|The Somerset HER website describes this as possibly the biggest hillfort in the country! covering the whole top of the hill. And there are finds from Mesolithic to R*man times. So you'd think there'd be room for a few ghosts.
Hamdon Hill is, as some might say, 'seriously haunted', with descriptions of 'bizarre shapes outlined by light' to those of Roman soldiers walking the hilly ramparts.Mr G. allegedly asked his friend not to share the story with anyone until after his death (which the book says was the year after his experience).
... G F Munford [one time editor of the Western Gazette] was an avid collector of supernatural tales ... one of his favourites concerned a local witch whose spirit is still said to haunt the district.
Another startling story tells of ... David G., a retired postal worker [who] was visiting friends in the nearby hamlet of Hamdon Hill. It was a humid afternoon in the summer of 1957 and his first excursion to Somerset. He was driving along the boundary of the hill ...

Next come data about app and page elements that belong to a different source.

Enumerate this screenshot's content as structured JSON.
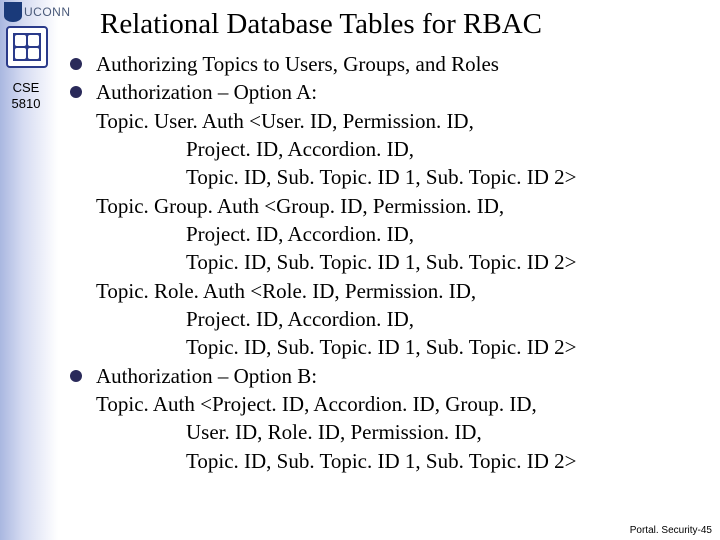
{
  "org": {
    "name": "UCONN"
  },
  "course": {
    "code_line1": "CSE",
    "code_line2": "5810"
  },
  "title": "Relational Database Tables for RBAC",
  "bullets": {
    "b1": "Authorizing Topics to Users, Groups, and Roles",
    "b2": "Authorization – Option A:",
    "b2_lines": {
      "l1": "Topic. User. Auth <User. ID, Permission. ID,",
      "l2": "Project. ID, Accordion. ID,",
      "l3": "Topic. ID, Sub. Topic. ID 1, Sub. Topic. ID 2>",
      "l4": "Topic. Group. Auth <Group. ID, Permission. ID,",
      "l5": "Project. ID, Accordion. ID,",
      "l6": "Topic. ID, Sub. Topic. ID 1, Sub. Topic. ID 2>",
      "l7": "Topic. Role. Auth <Role. ID, Permission. ID,",
      "l8": " Project. ID, Accordion. ID,",
      "l9": "Topic. ID, Sub. Topic. ID 1, Sub. Topic. ID 2>"
    },
    "b3": "Authorization – Option B:",
    "b3_lines": {
      "l1": "Topic. Auth <Project. ID, Accordion. ID, Group. ID,",
      "l2": "User. ID, Role. ID, Permission. ID,",
      "l3": "Topic. ID, Sub. Topic. ID 1, Sub. Topic. ID 2>"
    }
  },
  "footer": "Portal. Security-45"
}
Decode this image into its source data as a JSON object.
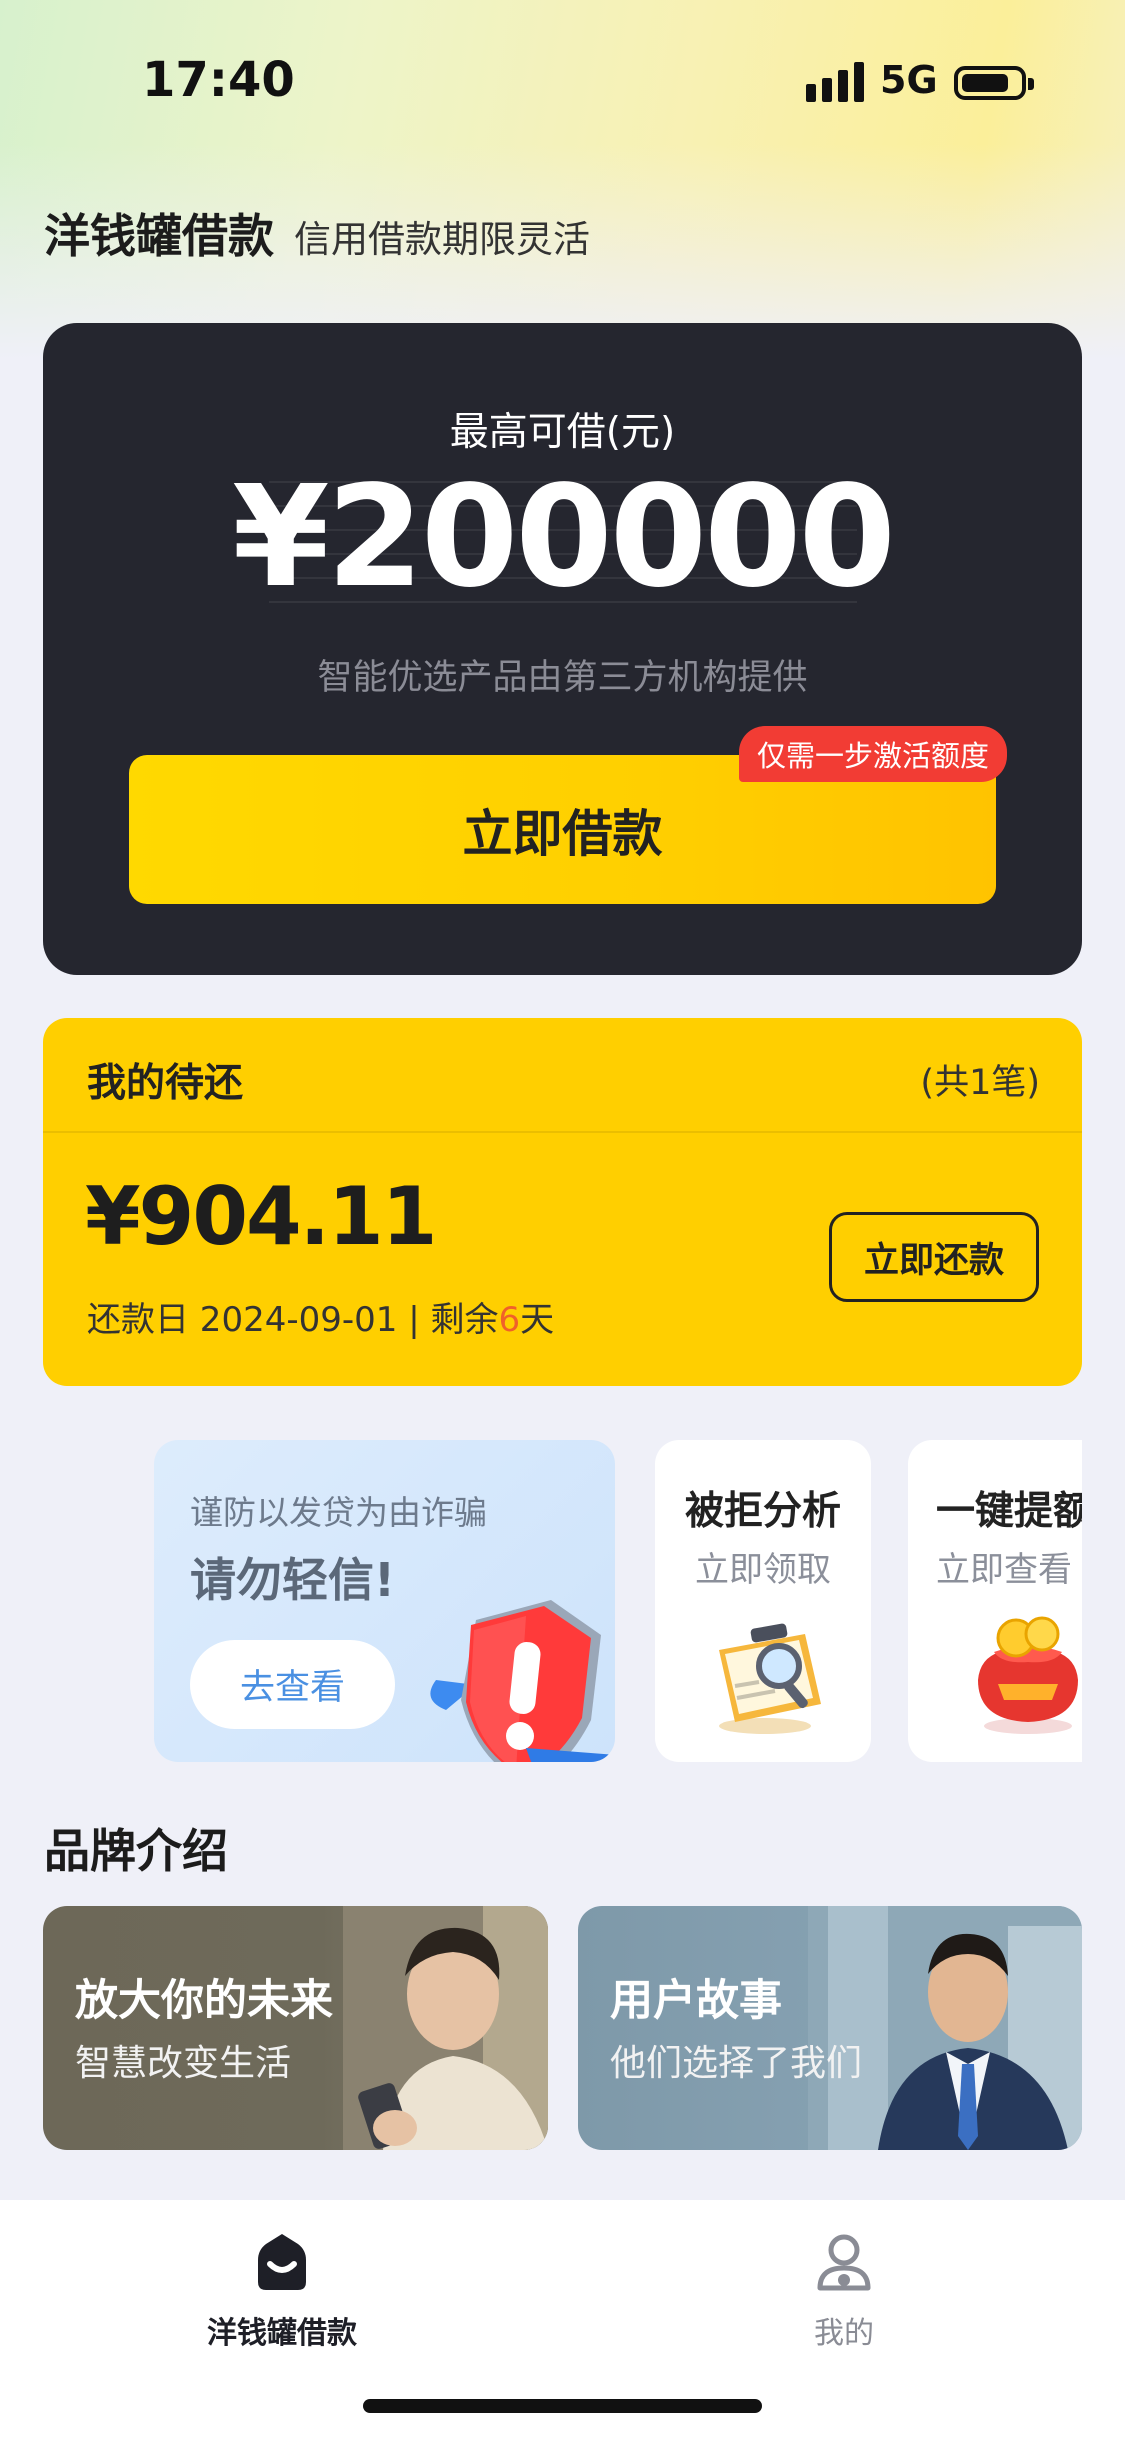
{
  "status_bar": {
    "time": "17:40",
    "network": "5G"
  },
  "header": {
    "title": "洋钱罐借款",
    "subtitle": "信用借款期限灵活"
  },
  "loan_card": {
    "label": "最高可借(元)",
    "amount": "¥200000",
    "note": "智能优选产品由第三方机构提供",
    "button_label": "立即借款",
    "promo_tag": "仅需一步激活额度"
  },
  "repayment": {
    "title": "我的待还",
    "count": "(共1笔)",
    "amount": "¥904.11",
    "date_prefix": "还款日 2024-09-01 | 剩余",
    "days": "6",
    "date_suffix": "天",
    "button_label": "立即还款"
  },
  "cards": {
    "fraud": {
      "line1": "谨防以发贷为由诈骗",
      "line2": "请勿轻信!",
      "button": "去查看"
    },
    "rejection": {
      "title": "被拒分析",
      "subtitle": "立即领取"
    },
    "raise": {
      "title": "一键提额",
      "subtitle": "立即查看"
    }
  },
  "brand": {
    "section_title": "品牌介绍",
    "items": [
      {
        "title": "放大你的未来",
        "subtitle": "智慧改变生活"
      },
      {
        "title": "用户故事",
        "subtitle": "他们选择了我们"
      }
    ]
  },
  "tabbar": {
    "items": [
      {
        "label": "洋钱罐借款",
        "icon": "home-icon",
        "active": true
      },
      {
        "label": "我的",
        "icon": "profile-icon",
        "active": false
      }
    ]
  },
  "colors": {
    "accent_yellow": "#ffcf00",
    "dark_card": "#25262f",
    "promo_red": "#f23c34",
    "highlight_orange": "#f0612a",
    "link_blue": "#4a90e2"
  }
}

"There wasn't another car in sight, and although it was broad daylight I couldn't help feel that something wasn't right. I was also feeling tired, but not sleepy. There were lots of people walking towards me. Bit of a surprise. I stopped and turned off the engine. The shock of it was that these people were dressed in armoured uniforms. They looked the spitting image of Roman soldiers, bit like the ones I had seen in 'The Robe', which was showing that year in town [at the cinema]. I really thought a film was being shot, until they just kept coming on and walked right through the car and me. Everything turned very cold. Believe me, it took a long time to get started. I arrived to my friends safe and sound. Never said a word, until you brought up the subject of ghosts."
From 'Haunted Somerset' by John Garland (2007).

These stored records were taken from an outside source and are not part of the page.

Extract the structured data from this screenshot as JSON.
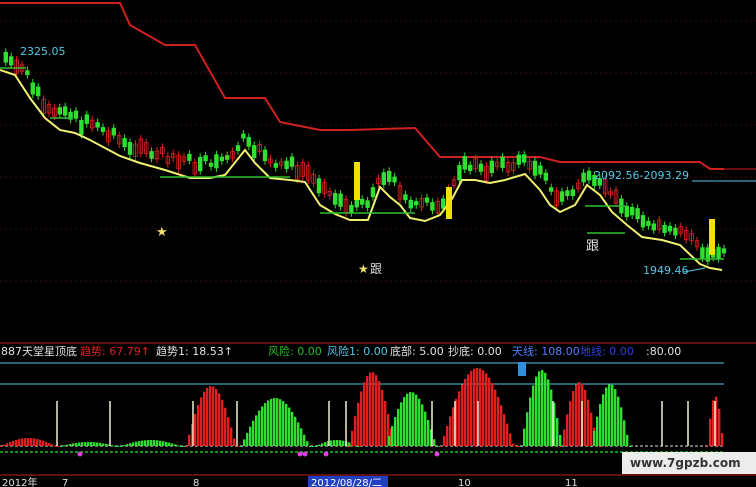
{
  "main_chart": {
    "label_high": "2325.05",
    "label_range": "2092.56-2093.29",
    "label_low": "1949.46",
    "signal_char": "跟",
    "star_glyph": "★",
    "colors": {
      "up_candle": "#e02020",
      "down_candle": "#30e030",
      "resistance_line": "#d02020",
      "trend_line": "#f0f070",
      "support_line": "#30c030",
      "label": "#50c8e8",
      "signal_bar": "#f0e000"
    }
  },
  "indicator": {
    "title": "887天堂星顶底",
    "items": [
      {
        "label": "趋势:",
        "value": "67.79",
        "arrow": "↑",
        "color": "#e02020"
      },
      {
        "label": "趋势1:",
        "value": "18.53",
        "arrow": "↑",
        "color": "#e0e0e0"
      },
      {
        "label": "风险:",
        "value": "0.00",
        "arrow": "",
        "color": "#20c020"
      },
      {
        "label": "风险1:",
        "value": "0.00",
        "arrow": "",
        "color": "#50c8e8"
      },
      {
        "label": "底部:",
        "value": "5.00",
        "arrow": "",
        "color": "#e0e0e0"
      },
      {
        "label": "抄底:",
        "value": "0.00",
        "arrow": "",
        "color": "#e0e0e0"
      },
      {
        "label": "天线:",
        "value": "108.00",
        "arrow": "",
        "color": "#5080ff"
      },
      {
        "label": "地线:",
        "value": "0.00",
        "arrow": "",
        "color": "#3040e0"
      },
      {
        "label": "",
        "value": ":80.00",
        "arrow": "",
        "color": "#e0e0e0"
      }
    ]
  },
  "time_axis": {
    "labels": [
      "2012年",
      "7",
      "8",
      "2012/08/28/二",
      "10",
      "11"
    ],
    "highlight_index": 3
  },
  "watermark": "www.7gpzb.com"
}
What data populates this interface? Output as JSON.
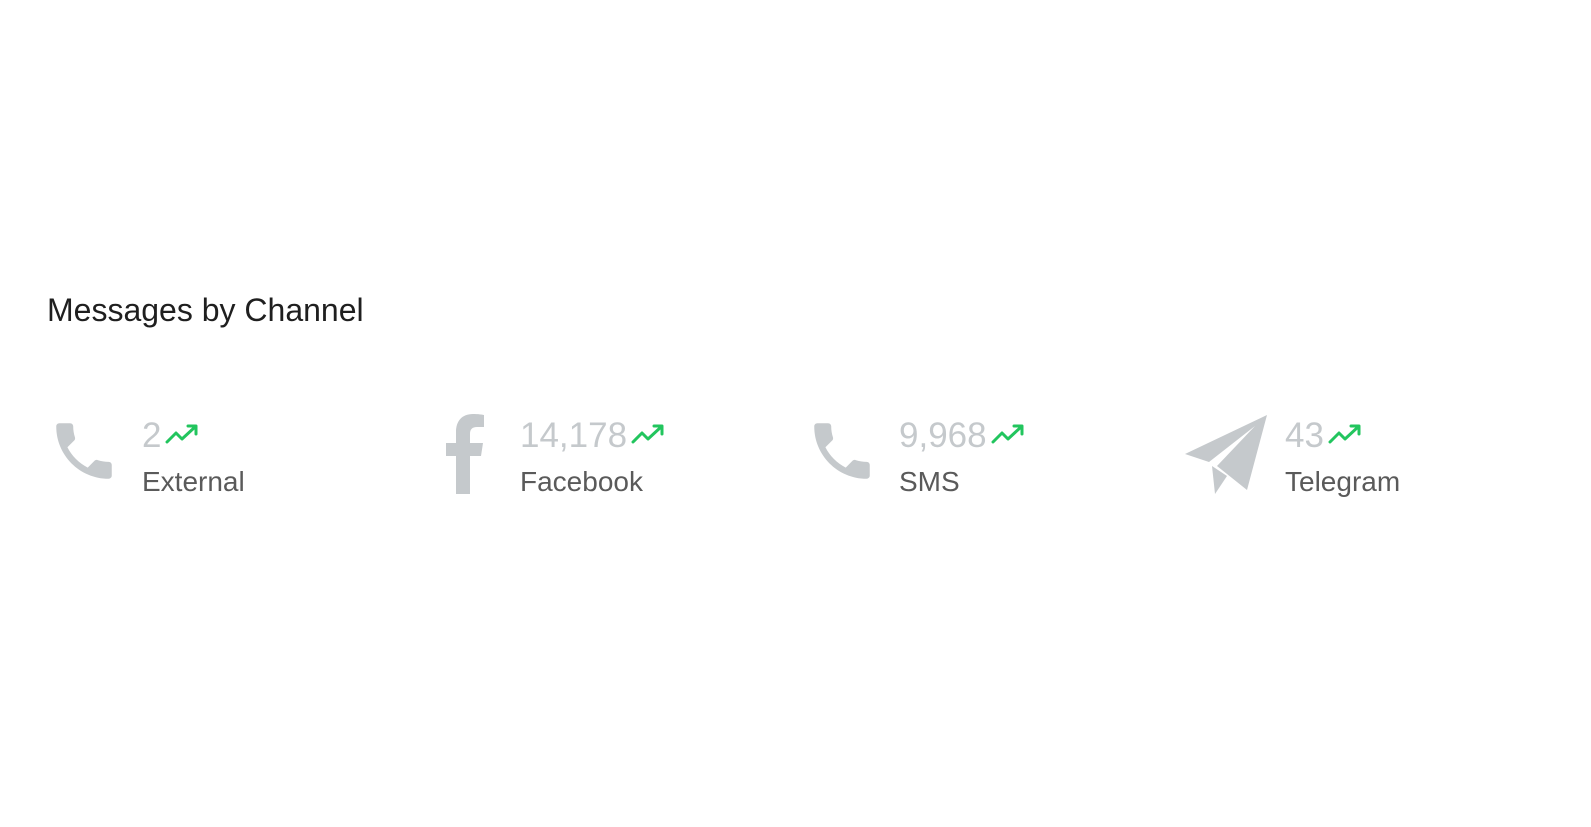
{
  "widget": {
    "title": "Messages by Channel"
  },
  "channels": [
    {
      "label": "External",
      "value": "2",
      "icon": "phone-icon",
      "trend": "trending-up-icon"
    },
    {
      "label": "Facebook",
      "value": "14,178",
      "icon": "facebook-icon",
      "trend": "trending-up-icon"
    },
    {
      "label": "SMS",
      "value": "9,968",
      "icon": "phone-icon",
      "trend": "trending-up-icon"
    },
    {
      "label": "Telegram",
      "value": "43",
      "icon": "telegram-icon",
      "trend": "trending-up-icon"
    }
  ],
  "colors": {
    "icon": "#c5c9cc",
    "value": "#c5c9cc",
    "label": "#5a5a5a",
    "trend_up": "#22c55e",
    "title": "#1f1f1f"
  }
}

I so want the nearby knoll of 'St Michael's Hill' (known as Lodegarsburgh in Saxon times) to have prehistoric significance. But if there ever were traces they've been destroyed by the overlaying layers of Norman castle. It's got interesting (and madly complicated) stoney folklore, according to Alan Holt's 'Folklore of Somerset' (1992). A blacksmith dreamed that Jesus told him to dig on the top of the hill. He had to dream it three times before he was convinced. In the hole he found a 'great stone which miraculously split in two, and in the cleft they saw a great crucifix of glistening black flint. Beneath it was a smaller one, an old bell and an old book.' Then the Dane Tofig stuck the cross on the back of a cart, drawn by 12 red oxen. The oxen didn't want to go anywhere except Waltham, where Tofig built his Abbey. He displayed the crucifix and when King Harold turned up it bowed to him.
Giant stones? Flint? Blacksmiths? Red oxen? Crucifixes? Mental.
Posted by Rhiannon
17th April 2009ce
Edited 20th April 2009ce